The recent trends like cloud computing, social, mobile and Internet of Things are forcing enterprises to modernize in order to compete in the competitive globalized markets. However, enterprises are approaching newer technologies with a more silo-ed way, gaining only sub optimal benefits. The Modern Enterprise model is presented as a newer way to think of enterprise IT, which takes a more holistic approach to embracing modern technologies. This model makes use of Composable Enterprise framework put forward by Jonathan Murray of WMG.
Leysin American School is an exclusive, private boarding school located in Leysin, Switzerland. Leysin selected an OpenStack-powered, private cloud as a service to manage multiple applications and provide development environments for students across the institution. Seeking to meet rigid data sovereignty and data integrity requirements while offering flexible, on-demand cloud resources to users, Leysin identified OpenStack as the clear choice to round out the school's cloud strategy. Additionally, the school sought a partner to provide OpenStack infrastructure deployment and operations expertise. They ultimately selected Blue Box’s Private Cloud as a Service, powered by OpenStack, leveraging Blue Box's Zurich, Switzerland data center.
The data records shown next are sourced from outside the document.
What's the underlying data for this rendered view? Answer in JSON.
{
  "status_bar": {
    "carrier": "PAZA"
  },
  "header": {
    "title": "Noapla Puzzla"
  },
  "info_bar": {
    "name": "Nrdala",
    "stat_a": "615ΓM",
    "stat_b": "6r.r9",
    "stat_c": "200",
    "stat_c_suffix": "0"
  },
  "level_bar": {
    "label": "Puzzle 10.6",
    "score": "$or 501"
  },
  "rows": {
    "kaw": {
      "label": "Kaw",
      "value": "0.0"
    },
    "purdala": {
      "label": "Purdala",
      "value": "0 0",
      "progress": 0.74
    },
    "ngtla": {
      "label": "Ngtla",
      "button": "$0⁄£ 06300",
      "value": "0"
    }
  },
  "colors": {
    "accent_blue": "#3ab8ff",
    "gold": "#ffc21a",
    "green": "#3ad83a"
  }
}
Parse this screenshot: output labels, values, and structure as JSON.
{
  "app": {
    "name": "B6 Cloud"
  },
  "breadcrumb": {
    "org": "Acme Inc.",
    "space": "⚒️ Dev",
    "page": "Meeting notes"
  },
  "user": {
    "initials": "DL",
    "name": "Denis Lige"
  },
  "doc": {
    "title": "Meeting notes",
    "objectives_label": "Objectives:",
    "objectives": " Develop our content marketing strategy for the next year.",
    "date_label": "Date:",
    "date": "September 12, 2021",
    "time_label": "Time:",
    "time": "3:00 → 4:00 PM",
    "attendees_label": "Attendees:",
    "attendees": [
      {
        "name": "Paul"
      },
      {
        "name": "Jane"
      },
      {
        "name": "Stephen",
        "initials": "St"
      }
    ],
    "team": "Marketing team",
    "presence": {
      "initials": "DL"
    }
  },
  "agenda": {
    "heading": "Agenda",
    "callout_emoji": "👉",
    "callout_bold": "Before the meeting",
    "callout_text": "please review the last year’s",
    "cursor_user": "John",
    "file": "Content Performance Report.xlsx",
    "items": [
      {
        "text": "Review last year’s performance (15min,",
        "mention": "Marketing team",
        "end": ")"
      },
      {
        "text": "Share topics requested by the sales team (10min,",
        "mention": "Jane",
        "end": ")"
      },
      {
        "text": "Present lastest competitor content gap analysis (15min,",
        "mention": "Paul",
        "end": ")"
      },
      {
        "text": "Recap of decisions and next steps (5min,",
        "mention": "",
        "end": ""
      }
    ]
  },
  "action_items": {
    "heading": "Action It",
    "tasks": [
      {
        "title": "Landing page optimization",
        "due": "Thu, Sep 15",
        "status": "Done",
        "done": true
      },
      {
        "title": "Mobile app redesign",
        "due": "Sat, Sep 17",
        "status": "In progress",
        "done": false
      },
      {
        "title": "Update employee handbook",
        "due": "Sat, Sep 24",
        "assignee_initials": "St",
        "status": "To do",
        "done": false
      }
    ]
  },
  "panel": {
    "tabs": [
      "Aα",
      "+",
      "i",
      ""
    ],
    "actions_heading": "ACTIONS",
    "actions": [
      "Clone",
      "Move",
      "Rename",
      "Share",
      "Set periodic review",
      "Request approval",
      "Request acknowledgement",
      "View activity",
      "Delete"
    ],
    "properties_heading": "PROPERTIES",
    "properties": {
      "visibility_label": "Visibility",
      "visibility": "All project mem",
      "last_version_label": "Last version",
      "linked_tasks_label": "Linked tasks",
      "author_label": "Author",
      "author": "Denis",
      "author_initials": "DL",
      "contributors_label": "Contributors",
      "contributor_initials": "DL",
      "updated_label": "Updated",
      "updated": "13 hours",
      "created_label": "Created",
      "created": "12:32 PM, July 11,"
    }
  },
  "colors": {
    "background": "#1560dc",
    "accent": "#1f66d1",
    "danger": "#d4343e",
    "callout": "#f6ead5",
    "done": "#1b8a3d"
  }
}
In a world of ever-accelerating business cycles and fast-changing client expectations, the cloud increasingly serves as a growth engine and a path to new business models. Dynamic clouds enable businesses to continuously reinvent themselves, adapting their business processes, their service and software delivery and their operations to achieve speed-to-market and quick response to customer feedback. As the cloud evolves, the industry has multiple competing cloud technologies, offering on-premises and off-premises cloud platforms for both Infrastructure as a Service (IaaS) and Platform as a Service (PaaS). In parallel, cloud standards are also evolving, including community standards like OpenStack and CloudFoundry. Most organizations who are adopting the Cloud today are ending up adopting it in complex ‘dynamic-hybrid’ environments. There is physical infrastructure that now co-exists along with the new dynamic-hybrid on-premises and off-premises Cloud hosted environments.
Enthusiasm for the Internet of Things has reached an all-time high. In 2013 alone, venture capitalists spent more than $1 billion dollars investing in the IoT space. With “smart” appliances and devices, IoT covers wearable smart devices, cloud services to hardware companies. Nest, a Google company, detects temperatures inside homes and automatically adjusts it by tracking its user’s habit. These technologies are quickly developing and with it come challenges such as bridging infrastructure gaps, abiding by privacy concerns and making the concept a reality. These challenges can’t be addressed without the kinds of agile software development and infrastructure approaches pioneered by the DevOps movement.
WaveMaker on Tuesday announced WaveMaker Enterprise, licensed software that enables organizations to run their own end-to-end application platform as a service (aPaaS) for building and running custom apps. WaveMaker Enterprise is a commercially available rapid API app development and deployment (RAADD) software integrated with a Docker container-architected aPaaS. WaveMaker Enterprise adds middleware and its Docker-architected PaaS to extend WaveMaker Studio, the company's free open source development platform, which has garnered over two million downloads and 30,000 loyal users around the world.